* _Items from an interface collection_:
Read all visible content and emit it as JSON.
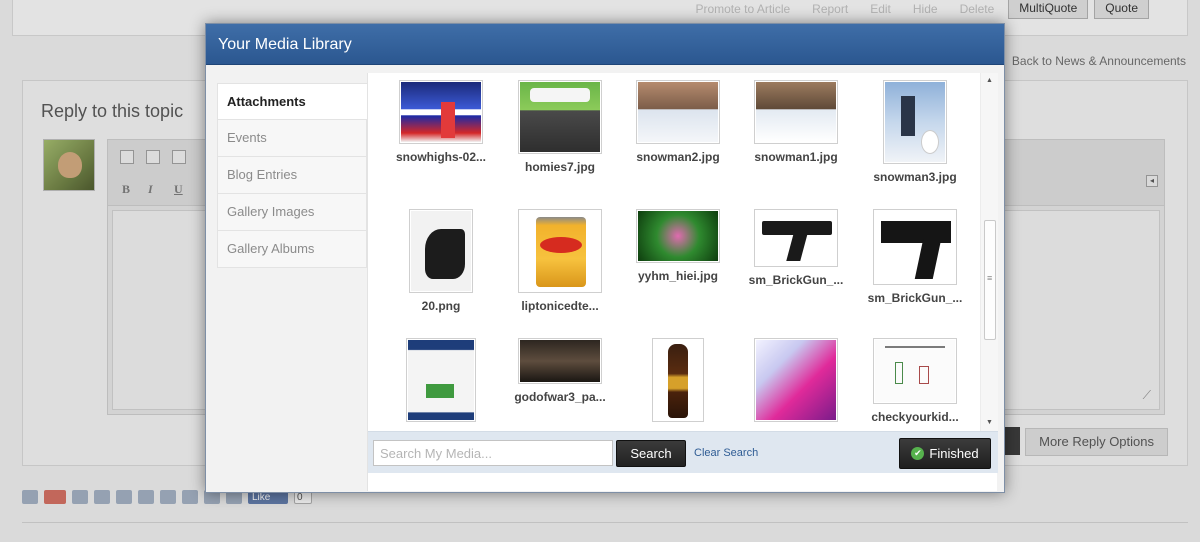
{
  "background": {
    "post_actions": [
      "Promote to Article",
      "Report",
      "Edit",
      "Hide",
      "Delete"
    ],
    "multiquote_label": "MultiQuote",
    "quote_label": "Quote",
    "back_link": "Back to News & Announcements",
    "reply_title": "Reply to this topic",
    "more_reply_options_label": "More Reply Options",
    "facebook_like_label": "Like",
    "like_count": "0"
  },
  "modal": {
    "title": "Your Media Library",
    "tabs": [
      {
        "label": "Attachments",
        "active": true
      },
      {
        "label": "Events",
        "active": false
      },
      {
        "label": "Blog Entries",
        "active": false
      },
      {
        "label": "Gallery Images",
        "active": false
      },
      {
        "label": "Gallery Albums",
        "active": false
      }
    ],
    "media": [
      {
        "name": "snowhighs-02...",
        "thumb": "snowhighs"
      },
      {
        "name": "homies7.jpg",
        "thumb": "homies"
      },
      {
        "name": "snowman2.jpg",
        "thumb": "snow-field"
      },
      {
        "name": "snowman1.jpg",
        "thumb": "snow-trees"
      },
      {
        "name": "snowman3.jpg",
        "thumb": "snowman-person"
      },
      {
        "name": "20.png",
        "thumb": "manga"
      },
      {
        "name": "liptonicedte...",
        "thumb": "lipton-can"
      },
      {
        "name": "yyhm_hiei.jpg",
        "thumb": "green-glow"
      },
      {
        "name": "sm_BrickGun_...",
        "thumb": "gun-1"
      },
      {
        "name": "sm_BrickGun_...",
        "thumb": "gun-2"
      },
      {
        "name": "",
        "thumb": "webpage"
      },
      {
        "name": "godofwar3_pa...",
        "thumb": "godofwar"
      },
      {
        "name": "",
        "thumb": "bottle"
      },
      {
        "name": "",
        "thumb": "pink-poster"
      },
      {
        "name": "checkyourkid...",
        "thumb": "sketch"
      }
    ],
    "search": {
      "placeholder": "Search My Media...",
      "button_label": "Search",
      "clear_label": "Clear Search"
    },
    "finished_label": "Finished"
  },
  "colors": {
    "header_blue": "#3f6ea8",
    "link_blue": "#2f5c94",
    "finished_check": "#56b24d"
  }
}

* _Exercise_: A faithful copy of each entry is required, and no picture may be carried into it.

* _Completed task_:
Read all visible content and emit it as JSON.
{
  "background": {
    "post_actions": [
      "Promote to Article",
      "Report",
      "Edit",
      "Hide",
      "Delete"
    ],
    "multiquote_label": "MultiQuote",
    "quote_label": "Quote",
    "back_link": "Back to News & Announcements",
    "reply_title": "Reply to this topic",
    "more_reply_options_label": "More Reply Options",
    "facebook_like_label": "Like",
    "like_count": "0"
  },
  "modal": {
    "title": "Your Media Library",
    "tabs": [
      {
        "label": "Attachments",
        "active": true
      },
      {
        "label": "Events",
        "active": false
      },
      {
        "label": "Blog Entries",
        "active": false
      },
      {
        "label": "Gallery Images",
        "active": false
      },
      {
        "label": "Gallery Albums",
        "active": false
      }
    ],
    "media": [
      {
        "name": "snowhighs-02...",
        "thumb": "snowhighs"
      },
      {
        "name": "homies7.jpg",
        "thumb": "homies"
      },
      {
        "name": "snowman2.jpg",
        "thumb": "snow-field"
      },
      {
        "name": "snowman1.jpg",
        "thumb": "snow-trees"
      },
      {
        "name": "snowman3.jpg",
        "thumb": "snowman-person"
      },
      {
        "name": "20.png",
        "thumb": "manga"
      },
      {
        "name": "liptonicedte...",
        "thumb": "lipton-can"
      },
      {
        "name": "yyhm_hiei.jpg",
        "thumb": "green-glow"
      },
      {
        "name": "sm_BrickGun_...",
        "thumb": "gun-1"
      },
      {
        "name": "sm_BrickGun_...",
        "thumb": "gun-2"
      },
      {
        "name": "",
        "thumb": "webpage"
      },
      {
        "name": "godofwar3_pa...",
        "thumb": "godofwar"
      },
      {
        "name": "",
        "thumb": "bottle"
      },
      {
        "name": "",
        "thumb": "pink-poster"
      },
      {
        "name": "checkyourkid...",
        "thumb": "sketch"
      }
    ],
    "search": {
      "placeholder": "Search My Media...",
      "button_label": "Search",
      "clear_label": "Clear Search"
    },
    "finished_label": "Finished"
  },
  "colors": {
    "header_blue": "#3f6ea8",
    "link_blue": "#2f5c94",
    "finished_check": "#56b24d"
  }
}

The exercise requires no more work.